Artist of the Week

Daniel Hojnacki

March 12, 2012

Daniel Hojnacki recently received his BA in photography from Columbia College.  He lives and works in Chicago, Illinois.  His work is currently on view in the group show Limits of Photography at the Museum of Contemporary Photography until March 25th.

If you had to explain your work to a stranger what would you say?  Mixed-media photography-based work that incorporates a lot of painterly elements, and “I print on a lot of tape.”

What materials do you use in your work and what is your process like? I use an obscene amount of tape that is digitally printed upon with the photographic process. With the masking tape I can use the image as a giant sticker pasting it to any surface. I can rework the ink while it sits on the plastic surface, using polyurethane and other spray mediums to print the image multiple times in variations of tonal ranges on multiple layers of scotch tape. Then being able to peel away the layers again to reveal what happens underneath. It becomes a very tedious process that has a lot of exciting elements to it that I’m still developing control of while relying a lot on chance and wishful pondering to push the work further.

What kinds of things are influencing your work right now? I’ve been reading about and looking at a lot of abstract painting, sublime, monochrome works of Robert Ryman and Kazamiri Malevich, almost an opposite or distraction from photography. Right now the aspects of time are really influencing things right now. How things natural/unnatural decay, grow and can subtlety un-noticeably change. The nature of illusion in art through materials, I’m most drawn to work that has a magic trick-like process to it. Also a recent obsession with clouds and the movement of light.

How did your interest in art begin? Maybe a photography class in high school, and the books of Dan Eldon and David Hockney, but I can’t be all too sure where the interests began. Seems more like it came in many different forms through poetry, painting and music.

How has your work developed within the past year? It’s been a frustrating and exciting year figuring out my materials and why I find them so fascinating. My workflow is carried by one accident or happening which leads to another and another.

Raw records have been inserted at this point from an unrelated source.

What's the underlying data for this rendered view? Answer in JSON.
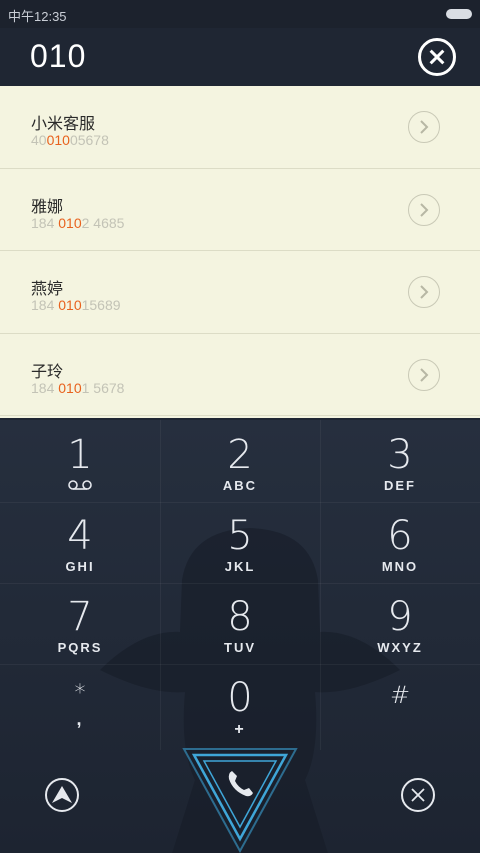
{
  "status_bar": {
    "time": "中午12:35"
  },
  "dial": {
    "number": "010"
  },
  "results": [
    {
      "name": "小米客服",
      "phone_pre": "40",
      "phone_hl": "010",
      "phone_post": "05678"
    },
    {
      "name": "雅娜",
      "phone_pre": "184 ",
      "phone_hl": "010",
      "phone_post": "2 4685"
    },
    {
      "name": "燕婷",
      "phone_pre": "184 ",
      "phone_hl": "010",
      "phone_post": "15689"
    },
    {
      "name": "子玲",
      "phone_pre": "184 ",
      "phone_hl": "010",
      "phone_post": "1 5678"
    }
  ],
  "keypad": {
    "keys": [
      {
        "digit": "1",
        "letters": ""
      },
      {
        "digit": "2",
        "letters": "ABC"
      },
      {
        "digit": "3",
        "letters": "DEF"
      },
      {
        "digit": "4",
        "letters": "GHI"
      },
      {
        "digit": "5",
        "letters": "JKL"
      },
      {
        "digit": "6",
        "letters": "MNO"
      },
      {
        "digit": "7",
        "letters": "PQRS"
      },
      {
        "digit": "8",
        "letters": "TUV"
      },
      {
        "digit": "9",
        "letters": "WXYZ"
      },
      {
        "digit": "*",
        "letters": ","
      },
      {
        "digit": "0",
        "letters": "+"
      },
      {
        "digit": "#",
        "letters": ""
      }
    ]
  },
  "colors": {
    "highlight": "#e8621e",
    "results_bg": "#f4f4e0",
    "call_accent": "#3fa6d8"
  },
  "icons": {
    "clear": "close-circle-icon",
    "detail": "chevron-right-icon",
    "voicemail": "voicemail-icon",
    "contacts": "up-arrow-icon",
    "call": "phone-handset-icon",
    "hide_keypad": "x-circle-icon"
  }
}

Things that I want to try and control and it’s been that way for the last year or so. Taking it one step at a time in efforts to continue the development of some kind of body of work.

What do you want a viewer to walk away with after seeing your work? Probably the most satisfying thing is “How the hell is he doing that?” I love creating the illusion of what is physical and what is not. Also to give the viewer a sense of temporality in my work through the materials I choose to use. That the photographic process doesn’t need to be so permanent or fixed, and how that responds to my choice of imagery.

What are some recent, upcoming or current projects you are working on? I am currently exploring a variety of new ways to work with my materials through experiments with the digital printing process of photography and painting. My latest works in progress are tending to maneuver away from the actual photographic image, into abstraction and formal studies of my materials. Also, continuing a project never posted on my website or anywhere outside of a botany class in college, I will be working with the Cumberland Gap National Historic Park in Tennessee this June to continue a documentary project on invasive plants and species I started in 2010.

What artists are you interested in right now? I’m always looking at Spencer Finch, and Anselm Kiefer, Gerhard Richter, the new work of Laura Letinsky, along with a recent interest in the beautiful work of Nazafarin Lotfi, who currently is exhibiting at Tony Wight Gallery here in Chicago.

What was the last exhibition you saw that stuck out to you? First thing that comes to mind was a large exhibition held for still life painter Giorgio Morandi I saw in Italy visiting my brother in February. He has a legacy in Italy, and I’d never saw his work before. It was an enormous collection of beautiful pieces, and it just made me realize how much I’ve yet to see and learn.

What’s your favorite thing about Chicago? My favorite thing about Chicago is the possibilities for artists here, and the large number of such eclectic arts organizations, big and small, that are willing to and want to promote, teach, and exhibit in the arts community at any level of their career.